It is a credit to the making and to the actor’s performance that even in the third season, the mere appearance of Hindi-spouting underdog lawyer Madhav Mishra (Pankaj Tripathi) brings both a smile to the face and a hope in the heart that justice will ultimately prevail.
Mishra’s curious and cute marriage to Ratna (Khushboo Atre) spills over from the last season with the feisty wife turning their tiny apartment into a beauty parlour. It makes room for more characters and colour to flit into their lives, Ratna once again making a sensible sounding board for Madhav.
It is, in keeping with the tone of the show, a seemingly impossible open and shut case, heavily loaded against the defendant, when 17-year-old Mukul Ahuja (Aditya Gupta) is held for the gruesome murder of his 14-year-old stepsister Zara (Deshna Dugad), a child superstar. Pushy parents Neeraj (Purab Kohli) and Avantika Ahuja (Swastika Mukherjee) have their own financial and relationship tangles that gradually surface, making it an interesting face-off: his daughter’s dead, her son’s in the dock.
Policewoman Gauri Karmarkar (Kalyanee Muley) also re-appears this season to make her presence felt all through the case, playing an important part in connecting the accused’s family with Madhav Mishra.
As a pitch-perfect opposite to the underplayed defence lawyer is entitled Public Prosecutor Lekha Agastya (Shweta Basu Prasad) with an overtly rich dad who can’t fathom why his daughter prefers a ‘sarkari naukri’ to his thriving business.
Equally entitled is the young accused with drugs, teenage angst, sibling issues and nocturnal sneaking out coming under the scanner.
Season 2 had spotlighted women’s rights in the marital bedroom and how far abuse can push a wife.
Season 3 looks at our juvenile justice system, life in a jail and social pressures.
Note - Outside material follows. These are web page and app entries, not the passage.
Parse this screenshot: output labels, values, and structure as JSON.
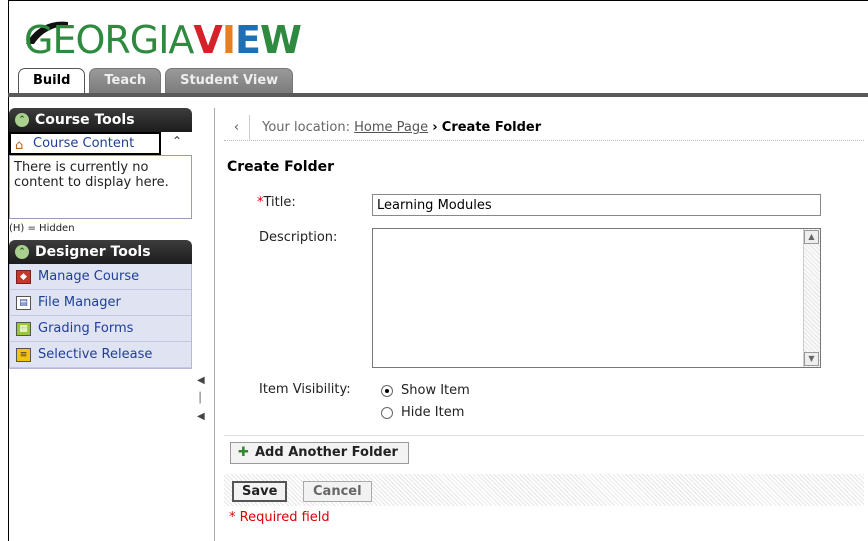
{
  "logo": {
    "text_part1": "GEORGIA",
    "text_part2": "VIEW"
  },
  "tabs": [
    {
      "label": "Build",
      "active": true
    },
    {
      "label": "Teach",
      "active": false
    },
    {
      "label": "Student View",
      "active": false
    }
  ],
  "sidebar": {
    "course_tools": {
      "title": "Course Tools",
      "collapse_icon": "double-chevron-up-icon"
    },
    "course_content": {
      "label": "Course Content",
      "icon": "home-icon",
      "empty_text": "There is currently no content to display here."
    },
    "hidden_note": "(H) = Hidden",
    "designer_tools": {
      "title": "Designer Tools",
      "items": [
        {
          "label": "Manage Course",
          "icon": "cube-icon"
        },
        {
          "label": "File Manager",
          "icon": "file-manager-icon"
        },
        {
          "label": "Grading Forms",
          "icon": "grading-forms-icon"
        },
        {
          "label": "Selective Release",
          "icon": "selective-release-icon"
        }
      ]
    }
  },
  "breadcrumb": {
    "prefix": "Your location:",
    "home": "Home Page",
    "separator": "›",
    "current": "Create Folder"
  },
  "form": {
    "heading": "Create Folder",
    "required_marker": "*",
    "title_label": "Title:",
    "title_value": "Learning Modules",
    "description_label": "Description:",
    "description_value": "",
    "visibility_label": "Item Visibility:",
    "visibility_options": [
      {
        "label": "Show Item",
        "selected": true
      },
      {
        "label": "Hide Item",
        "selected": false
      }
    ],
    "add_another_label": "Add Another Folder",
    "save_label": "Save",
    "cancel_label": "Cancel",
    "required_note": "* Required field"
  }
}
This time around, screenplay and story credits are shared by Bijesh Jayarajan, Iti Agarwal, Riya Poojary and Siddharth Hirwe with Purva Naresh and Anurag Pandey penning the dialogues. The team adapts BBC’s legal drama series Criminal Justice neatly to revolve around our IPC, the Indian laws and Indian society. Rohan Sippy’s direction also has a certain sophistication, even the flowers presented to Zara are stylish.
The writing unravels complications in equations even as it gradually simplifies the case and takes it to a solution that’s not apparent at the beginning. With Mishra quietly stating, “Nyay and badla are not the same,” and learning the new phrase “Confirmation bias” which he uses to advantage in the courtroom, the dialogues too sit well with the main characters.
The platform intends to drop one episode every week to keep the suspense going. What can be revealed is that although there is strong support coming in from Swastika Mukherjee, Shweta Basu Prasad, Khushboo Atre, Kalyanee Muley and Aadinath Kothare (as policeman Waghmare), it is Pankaj Tripathi who once again makes it an endearing watch.
Watch Criminal Justice 3 Review
Also Read: Review | Liger – Saala, Purebred Misogyny